Like other herbs, but perhaps more so, citrus lends itself to making household chores more simple and successful for less work, expense or exposure to more toxic material. It is a pleasant way to make better use of the resources we would otherwise waste. If you take up the challenge you may find, as I did, many happy surprises that make for better living with little or no cost or trouble.
Citrus for Fragrance
If you have an open fire, indoors or out, put oranges among the refreshments and throw some of the peels on the fire. Or save citrus peels just for this use. There is a high content of flammable oil in the skins and they make good fire starters or kindling. The fragrance of the orange oils will mix delightfully with the wood smell!
Great Citrus Aromas and Air Fresheners
Dried citrus peels, especially of lemons, pummelos, and any orange with extra fragrance in the skins, can be used to add a pleasant mild scent to drawers or closets and reduce any musty smells. Cut the peel in small pieces and put in a cloth bag.
Perfume the car.
Depending on the variety, whole citrus fruit gives out fragrance that has subtle changes in strength and aroma.
The scent of lemon is synonymous with “clean” and used in countless household products, soaps, perfumes and cosmetics.
Half a citrus fruit.
Take notice of how half a lemon or orange in a dish can freshen a room. You can boil peels, after making juice or cutting up a single pummelo, to freshen the whole house. And grinding a few rinds in the garbage disposal will deodorize the drain.
Freshen the humidifier.
Add a teaspoon of lemon or orange juice to freshen the aroma from your humidifier.
Make your own air freshener by mixing 1 cup of hot water with a tablespoon of baking soda in a small spray bottle. Then add a quarter of a cup of strained lemon juice. Shake well and spray. (This will not have a long shelf life)
To remove moth ball odor from drawers or closets, wash the surfaces with a strong solution of lemon juice in water.
Remove fishy smells.
Rub hands and cooking utensils with a cut lemon to remove fish smells.
Do the same to remove fruit and vegetable stains from hands.

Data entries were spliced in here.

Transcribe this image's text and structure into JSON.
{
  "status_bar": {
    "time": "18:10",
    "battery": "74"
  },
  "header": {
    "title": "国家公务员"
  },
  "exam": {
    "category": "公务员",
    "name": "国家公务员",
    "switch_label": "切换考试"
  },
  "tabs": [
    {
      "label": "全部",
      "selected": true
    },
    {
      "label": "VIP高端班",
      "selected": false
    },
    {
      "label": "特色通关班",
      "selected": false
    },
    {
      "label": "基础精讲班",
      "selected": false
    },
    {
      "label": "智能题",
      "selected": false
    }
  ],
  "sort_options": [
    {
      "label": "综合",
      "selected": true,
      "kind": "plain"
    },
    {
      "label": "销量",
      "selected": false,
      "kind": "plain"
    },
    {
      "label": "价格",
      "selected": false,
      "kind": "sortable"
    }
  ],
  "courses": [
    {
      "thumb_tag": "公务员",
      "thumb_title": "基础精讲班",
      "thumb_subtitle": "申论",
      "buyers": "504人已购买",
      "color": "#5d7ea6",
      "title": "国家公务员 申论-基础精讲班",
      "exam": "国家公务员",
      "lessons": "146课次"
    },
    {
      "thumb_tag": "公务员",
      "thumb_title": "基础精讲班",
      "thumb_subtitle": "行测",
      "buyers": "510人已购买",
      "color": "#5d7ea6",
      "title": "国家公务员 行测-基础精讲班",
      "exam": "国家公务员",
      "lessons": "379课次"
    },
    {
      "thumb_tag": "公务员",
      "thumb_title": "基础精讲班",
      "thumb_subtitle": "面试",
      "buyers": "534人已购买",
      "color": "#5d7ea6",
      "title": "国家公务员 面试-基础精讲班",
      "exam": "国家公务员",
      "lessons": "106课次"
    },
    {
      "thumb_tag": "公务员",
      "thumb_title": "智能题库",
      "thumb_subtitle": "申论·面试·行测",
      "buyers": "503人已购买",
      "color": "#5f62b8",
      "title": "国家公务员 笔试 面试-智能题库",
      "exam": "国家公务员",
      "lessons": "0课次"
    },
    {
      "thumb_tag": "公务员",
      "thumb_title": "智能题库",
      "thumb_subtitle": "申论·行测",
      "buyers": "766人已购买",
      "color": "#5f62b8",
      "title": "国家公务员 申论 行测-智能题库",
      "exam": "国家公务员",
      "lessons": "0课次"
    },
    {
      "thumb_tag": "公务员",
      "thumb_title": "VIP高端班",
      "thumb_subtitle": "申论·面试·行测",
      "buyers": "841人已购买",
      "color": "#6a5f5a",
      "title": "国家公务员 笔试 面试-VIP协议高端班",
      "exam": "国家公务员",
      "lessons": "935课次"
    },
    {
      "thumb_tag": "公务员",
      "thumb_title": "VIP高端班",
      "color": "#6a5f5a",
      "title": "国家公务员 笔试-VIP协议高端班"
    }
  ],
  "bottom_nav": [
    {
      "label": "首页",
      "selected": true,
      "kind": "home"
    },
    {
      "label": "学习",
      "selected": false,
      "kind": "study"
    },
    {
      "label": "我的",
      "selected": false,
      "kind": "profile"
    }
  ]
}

Prevent cabbage odor.
Put a lemon wedge in the pot when cooking cabbage to keep odor from filling the whole house.
Glass and surface cleaner.
Put equal parts of strained lemon juice, vinegar, and water in a small spray bottle and use it for an all purpose cleaner on mirrors, windows, counter tops, and the easier stains on clothes. Between uses, keep it in the refrigerator.
For ink spots apply ample lemon juice right away.
Chewing Gum remover.
The mild acid in lemon or lime juice will disintegrate chewing gum on shoes, clothing, or in hair. It works quickly. Be sure to rinse it away once it has worked so as not to bleach the hair or cloth.
To clean and sanitize your food grater and get rid of the food particles that get stuck in the holes, rub both sides with half a lemon. The residue will come off easily. If any resists, use an old toothbrush to finish the job. Then wash and rinse thoroughly.
Cutting board freshener.
Get your cutting board clean by squeezing the juice from half a lemon, rubbing it in, and leaving it to soak for 20 minutes. Then rinse with water. This will kill germs and remove strong odors, even garlic and onion.
Machine oil remover.
Mechanics have used oranges to remove grease and oil from machine parts and from their hands.